Vision Statement

NWAC’s vision is that 2SLGBTQQIA people are guaranteed the same opportunity for freedom, peace and security as any other citizen of our country. We strive to achieve an environment where 2SLGBTQQIA people have their unique challenges recognized, enjoy obstacle free access to all supports and services, and feel that they can live safely and comfortably wherever they reside.

Landscape Image

Summary

As an organization that applies a gender-based, culturally-relevant, and intersectional lens to its research, policy development, and advocacy, NWAC recognizes that Indigenous 2SLGBTQQIA people are impacted by systemic discrimination. This discrimination is rooted in colonialism and racism.

Prior to colonization, Indigenous communities held distinct understandings of gender roles and sexuality. An example of this is Two-Spirit people. As coined by Myra Laramee in 1990, “Two-Spirit” is a translation of the Anishinaabemowin term niizh manidoowag, meaning literally “two spirits”. With colonization, though, came mainstream teachings of gender, sex, and sexual orientation binaries: that you can only be male/female, masculine/feminine, heterosexual/homosexual and nothing exists in between. These understandings, which dictate which gender identities are normal and which are not, has led to the marginalization of Indigenous 2SLGBTQQIA individuals both within their communities and in mainstream society. 

While this discrimination is rooted in colonialism and racism, it is further compounded and upheld by patriarchy and heteronormativity.

Sadly, there is a significant lack of data on these issues, but we do know that Indigenous 2SLGBTQQIA individuals face disproportionate levels of violence and additional obstacles to accessing basic services such as health care, housing and employment.   

In 2015, 70% of transgender youth in Canada (aged 14-25) reported sexual harassment, and 25% reported having been raped in the last year.1 Because Indigenous 2SLGBTQQIA youth have multiple marginalized intersecting identities, they are impacted even further by this violence.  

In Ontario, First Nations, Inuit and Métis participants in the 2010 Trans PULSE project 2 reported “high levels” of poverty (47%) and of homelessness or underhousing (34%), and were more likely to have to move due to being trans (67%). The same study also found that 61% indicated having at least one unmet health care need in the past year, and 73% had experienced violence due to their gender identity and/or expression.

NWAC is in the midst of an engagement strategy with 2SLGBTQQIA Indigenous women and gender diverse people in order to transform our organization and all of our subsequent work.
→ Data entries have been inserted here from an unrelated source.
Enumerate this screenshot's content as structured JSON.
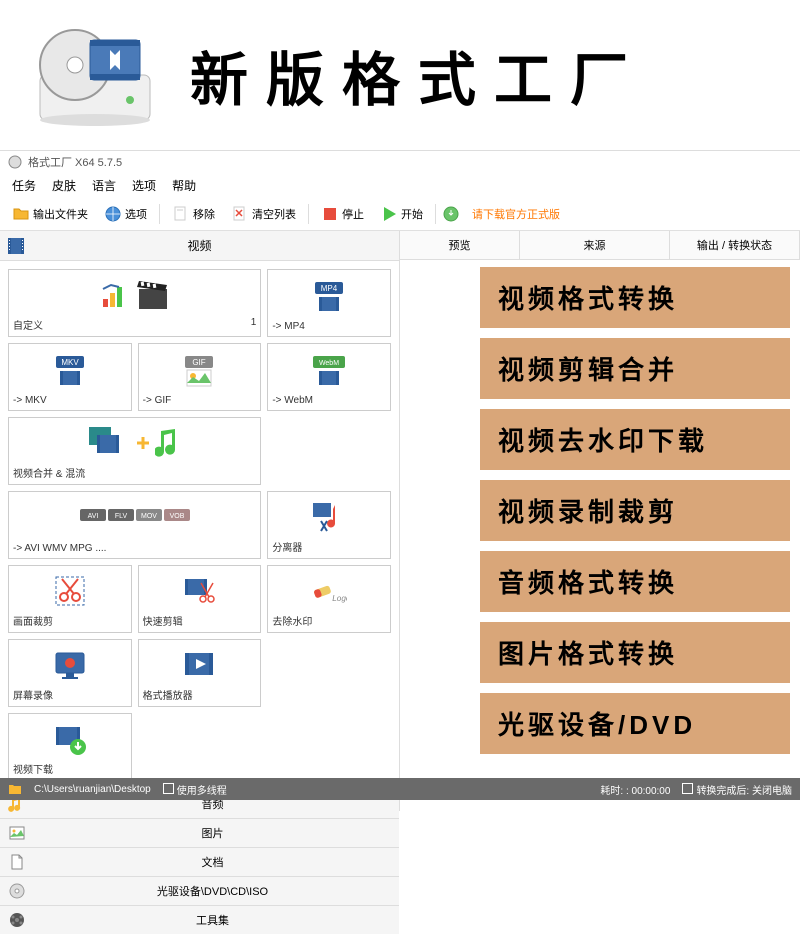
{
  "banner": {
    "title": "新版格式工厂"
  },
  "titleBar": {
    "text": "格式工厂 X64 5.7.5"
  },
  "menu": {
    "items": [
      "任务",
      "皮肤",
      "语言",
      "选项",
      "帮助"
    ]
  },
  "toolbar": {
    "outputFolder": "输出文件夹",
    "options": "选项",
    "remove": "移除",
    "clearList": "清空列表",
    "stop": "停止",
    "start": "开始",
    "downloadLink": "请下载官方正式版"
  },
  "category": {
    "video": "视频"
  },
  "formats": {
    "custom": {
      "label": "自定义",
      "count": "1"
    },
    "mp4": "-> MP4",
    "mkv": "-> MKV",
    "gif": "-> GIF",
    "webm": "-> WebM",
    "merge": "视频合并 & 混流",
    "aviWmv": "-> AVI WMV MPG ....",
    "splitter": "分离器",
    "crop": "画面裁剪",
    "quickEdit": "快速剪辑",
    "removeWatermark": "去除水印",
    "screenRecord": "屏幕录像",
    "player": "格式播放器",
    "download": "视频下载"
  },
  "collapsed": {
    "audio": "音频",
    "image": "图片",
    "document": "文档",
    "dvd": "光驱设备\\DVD\\CD\\ISO",
    "tools": "工具集"
  },
  "listHeader": {
    "preview": "预览",
    "source": "来源",
    "output": "输出 / 转换状态"
  },
  "features": [
    "视频格式转换",
    "视频剪辑合并",
    "视频去水印下载",
    "视频录制裁剪",
    "音频格式转换",
    "图片格式转换",
    "光驱设备/DVD"
  ],
  "statusBar": {
    "path": "C:\\Users\\ruanjian\\Desktop",
    "multithread": "使用多线程",
    "elapsed": "耗时: : 00:00:00",
    "afterDone": "转换完成后: 关闭电脑"
  },
  "badges": {
    "mp4": "MP4",
    "mkv": "MKV",
    "gif": "GIF",
    "webm": "WebM",
    "avi": "AVI",
    "flv": "FLV",
    "mov": "MOV",
    "vob": "VOB"
  }
}
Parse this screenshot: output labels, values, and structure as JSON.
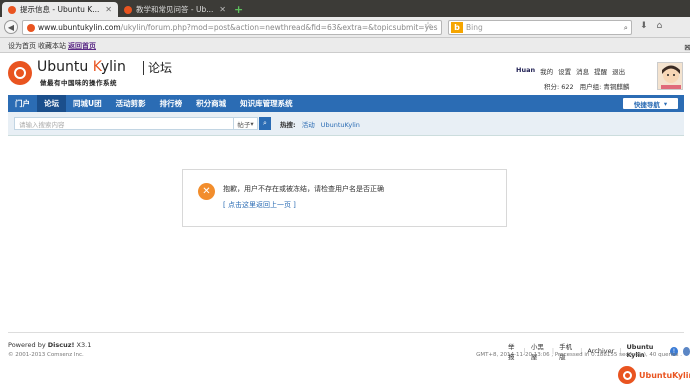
{
  "browser": {
    "tabs": [
      {
        "title": "提示信息 - Ubuntu K...",
        "active": true
      },
      {
        "title": "教学和常见问答 - Ub...",
        "active": false
      }
    ],
    "url_host": "www.ubuntukylin.com",
    "url_path": "/ukylin/forum.php?mod=post&action=newthread&fid=63&extra=&topicsubmit=yes",
    "search_placeholder": "Bing",
    "bookmarks": [
      "设为首页",
      "收藏本站",
      "返回首页"
    ]
  },
  "header": {
    "logo_ubuntu": "Ubuntu ",
    "logo_k": "K",
    "logo_ylin": "ylin",
    "logo_forum": "论坛",
    "tagline": "做最有中国味的操作系统",
    "user": {
      "name": "Huan",
      "links": [
        "我的",
        "设置",
        "消息",
        "提醒",
        "退出"
      ],
      "points_label": "积分: 622",
      "group_label": "用户组: 青铜麒麟"
    }
  },
  "mainnav": {
    "items": [
      "门户",
      "论坛",
      "同城U团",
      "活动剪影",
      "排行榜",
      "积分商城",
      "知识库管理系统"
    ],
    "active_index": 1,
    "quicknav": "快捷导航"
  },
  "subbar": {
    "search_placeholder": "请输入搜索内容",
    "search_type": "帖子",
    "hot_label": "热搜:",
    "hot_links": [
      "活动",
      "UbuntuKylin"
    ]
  },
  "message": {
    "text": "抱歉，用户不存在或被冻结，请检查用户名是否正确",
    "back_link": "[ 点击这里返回上一页 ]"
  },
  "footer": {
    "powered_prefix": "Powered by ",
    "powered_name": "Discuz!",
    "powered_version": " X3.1",
    "copyright": "© 2001-2013 Comsenz Inc.",
    "links": [
      "举报",
      "小黑屋",
      "手机版",
      "Archiver",
      "Ubuntu Kylin"
    ],
    "stats": "GMT+8, 2014-11-20 13:06 , Processed in 0.188155 second(s), 40 queries .",
    "corner_brand": "UbuntuKylin"
  },
  "colors": {
    "brand_orange": "#e95420",
    "nav_blue": "#2b6cb4"
  }
}
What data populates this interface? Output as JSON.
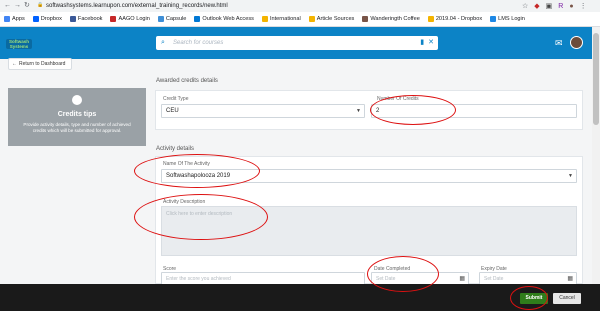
{
  "browser": {
    "url": "softwashsystems.learnupon.com/external_training_records/new.html",
    "bookmarks": [
      {
        "label": "Apps",
        "color": "#4285f4"
      },
      {
        "label": "Dropbox",
        "color": "#0061ff"
      },
      {
        "label": "Facebook",
        "color": "#3b5998"
      },
      {
        "label": "AAGO Login",
        "color": "#c62828"
      },
      {
        "label": "Capsule",
        "color": "#3f8fd6"
      },
      {
        "label": "Outlook Web Access",
        "color": "#0078d4"
      },
      {
        "label": "International",
        "color": "#f4b400"
      },
      {
        "label": "Article Sources",
        "color": "#f4b400"
      },
      {
        "label": "Wanderingth Coffee",
        "color": "#795548"
      },
      {
        "label": "2019.04 - Dropbox",
        "color": "#f4b400"
      },
      {
        "label": "LMS Login",
        "color": "#1e88e5"
      }
    ]
  },
  "header": {
    "search_placeholder": "Search for courses"
  },
  "return_button": "Return to Dashboard",
  "tips": {
    "title": "Credits tips",
    "text": "Provide activity details, type and number of achieved credits which will be submitted for approval."
  },
  "credits": {
    "section_title": "Awarded credits details",
    "credit_type_label": "Credit Type",
    "credit_type_value": "CEU",
    "number_label": "Number Of Credits",
    "number_value": "2"
  },
  "activity": {
    "section_title": "Activity details",
    "name_label": "Name Of The Activity",
    "name_value": "Softwashapolooza 2019",
    "description_label": "Activity Description",
    "description_placeholder": "Click here to enter description",
    "score_label": "Score",
    "score_placeholder": "Enter the score you achieved",
    "date_label": "Date Completed",
    "date_placeholder": "Set Date",
    "expiry_label": "Expiry Date",
    "expiry_placeholder": "Set Date"
  },
  "footer": {
    "submit_label": "Submit",
    "cancel_label": "Cancel"
  },
  "colors": {
    "brand": "#0c83c6",
    "submit": "#2f7d1b",
    "annotation": "#dd1111"
  }
}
Moving forward, we will create safe spaces for those women to voice their needs and perspectives to inform policy development with a focus on not retraumatizing or revictimizing.

Recommendations

1. Engage with communities through a culture and gender-based lens to address and end the systemic violence that impacts Indigenous 2SLGBTQQIA people, and their families and communities.  

2. Provide Indigenous 2SLGBTQQIA people with the option and opportunity of removing themselves from abusive relationships and situations through community and network support.

3. Enhance, promote and foster the social, economic, cultural and political wellbeing of Indigenous 2SLGBTQQIA people.

  1. WAVAW Rape Crisis Centre, “WAVAW’s New Inclusion Project” (2017), para. 2. Retrieved online <http://www.wavaw.ca/wavaws-new-inclusion-project/>
  2. Ayden Scheim et al. “Barriers to well-being for Aboriginal gender-diverse people: Results from the Trans PULSE Project in Ontario, Canada” Ethnicity and Inequalities in Health and Social Care (Vol. 6 No. 4, 2013) at pg. 108.